Once your roast is within 10 degrees F (5 degrees C) of its ideal cooked temperature, remove from the oven, place a foil tent loosely over it, and let rest for 15-20 minutes. As the meat rests, the internal temperature will increase by several degrees, the muscle fibers will relax, and the juice that has come to the surface of the meat during cooking will begin to return to the center. A well-rested piece of meat will be more tender and retain its juices better when you slice it.

Diva Tasting: Strawberry Cheesecake Trifle…

Strawberry Cheesecake Trifle Recipe



3 Pints Fresh Strawberries, Hulled And Sliced

1/3 Cup Granulated Sugar

1 Lemon, Juiced

1 (21 Oz) Can Strawberry Pie Filling

Vanilla Cheesecake Mousse:

2 (8) Oz Cream Cheese Softened

2 Cup Powdered Sugar Divided

4 Cup Heavy Cream Divided

1 Tbsp Pure Vanilla Extract

2 Vanilla Pound Cakes Cubed


  1. Mix together the cubed strawberries with 1/3 cup granulated sugar and 1 juiced lemon. Stir well then set aside to macerate while you make the filling.

  2. Whip together 2 [8] oz softened cream cheese with 1 1/2 cup powdered sugar and 1 1/2 cup heavy cream. Add 1 Tbsp pure vanilla. Whip for 2-3 minutes until creamy, fluffy and combined.

  3. In a separate bowl, whip the remaining 2 1/2 cup heavy cream with 1/2 cup powdered sugar, more if desired. Whip until stiff peaks form.

  4. Fold 2 cup of the whipped sweetened fresh cream into the cheesecake mixture by hand. Reserve the remaining whipped sweetened fresh cream for the top of the trifle. Add the strawberry pie filling to the macerated strawberries, mix well.

  5. To assemble, alternate layers of cubed cake, strawberries, and vanilla cheesecake mousse. Repeat until all ingredients have been used.
    Top with the remaining sweetened fresh whipped cream and garnish as desired. Chill for 3-4 hours prior to serving. Store leftovers chilled.

Diva Tasting: Chicken, Sausage, Potatoes and Artichokes…

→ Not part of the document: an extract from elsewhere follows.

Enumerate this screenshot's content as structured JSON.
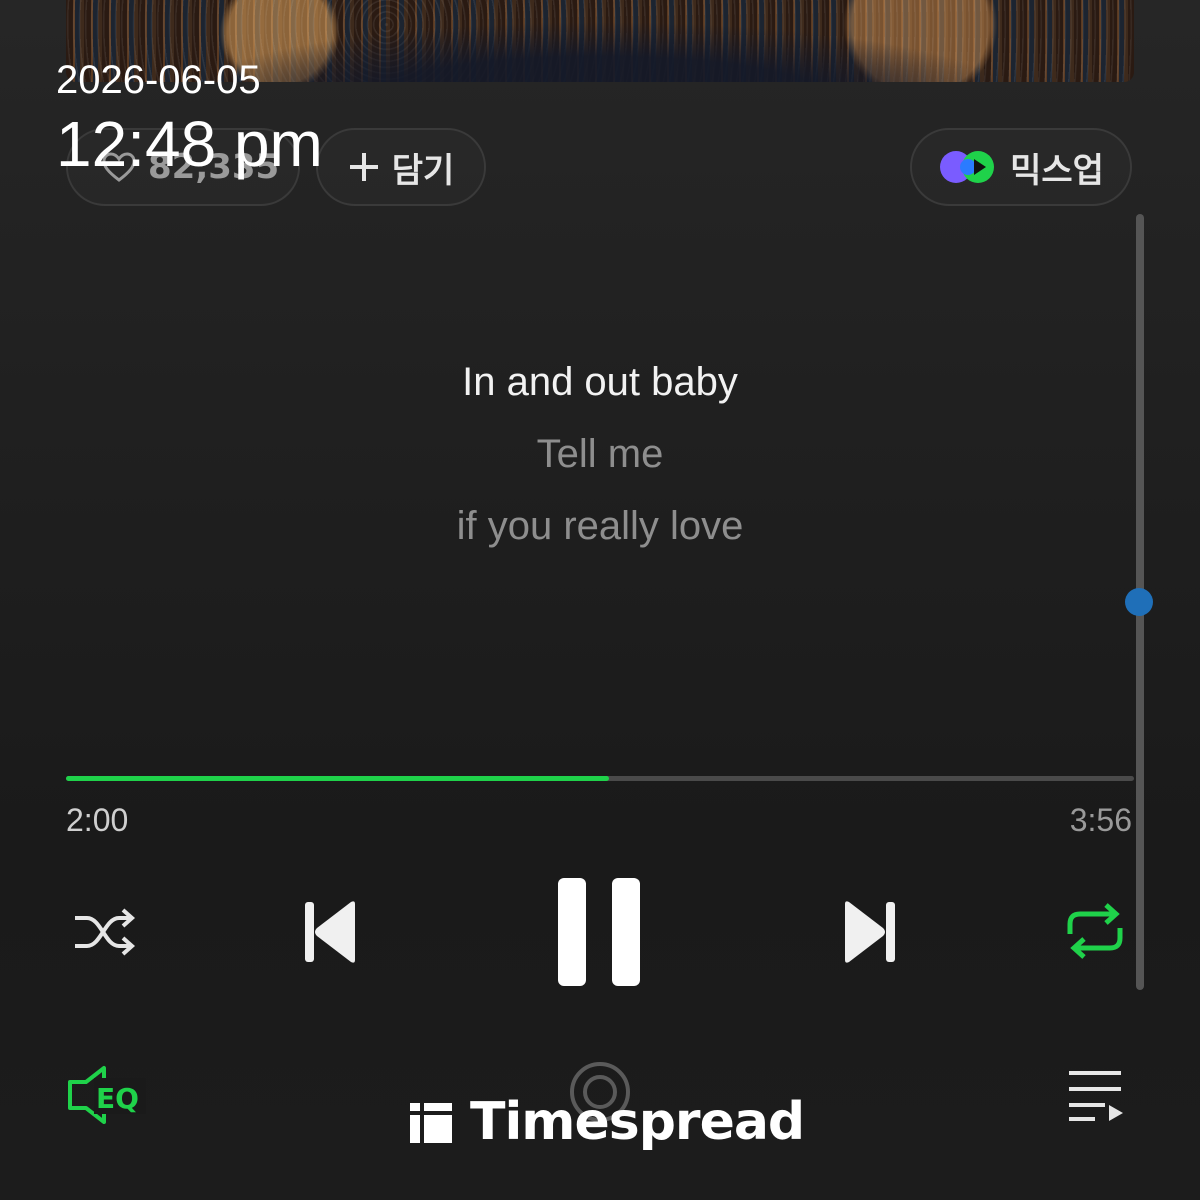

Chicken, Sausage, Potatoes and Artichokes
  • 4 Large Link Italian Sausage Sliced on Bias
  • 2 Tablespoons Olive Oil, Divided
  • 8 Bone-In, Skin On Chicken Thighs
  • 2 Jars Marinated Artichoke Chopped
  • 1 Small Red Onion, Sliced
  • 1 Bunch Green Onion, Sliced(Including Greens)
  • 4 Package Yukon Gold Fingerling Potatoes
  • 2 Teaspoons Dried Italian Herbs
  • 2 Teaspoons Kosher Salt, Plus More As Needed
  • Freshly Ground Black Pepper To Taste
  • Chopped Fresh Italian Parsley
Preheat oven to 450 degrees F (230 degrees C).
Heat olive oil in a skillet over medium heat. Cook sausage links until browned and oil begins to render, about 3 minutes. Remove from heat and let cool slightly. Remove to a small bowl.
Cut two slashes down to the bone on the skin side of each chicken thigh.
Place Artichokes in a large bowl. Add the sliced red and yellow onions and potato chunks. Add chicken thighs and sausage pieces with pan juices.
Season with kosher salt, black pepper, and Italian herbs. Drizzle with a tablespoon of olive oil.
Mix completely until all ingredients are coated in oil, 3 or 4 minutes. Transfer to large, heavy-duty roasting pan. Evenly space the chicken thighs skin side up, place potatoes on top.
Place in preheated oven until chicken is cooked through and everything is caramelized, about 1 hour. An instant-read thermometer inserted near the bone should read 165 degrees F (74 degrees C). Sprinkle with chopped fresh Italian parsley, if desired.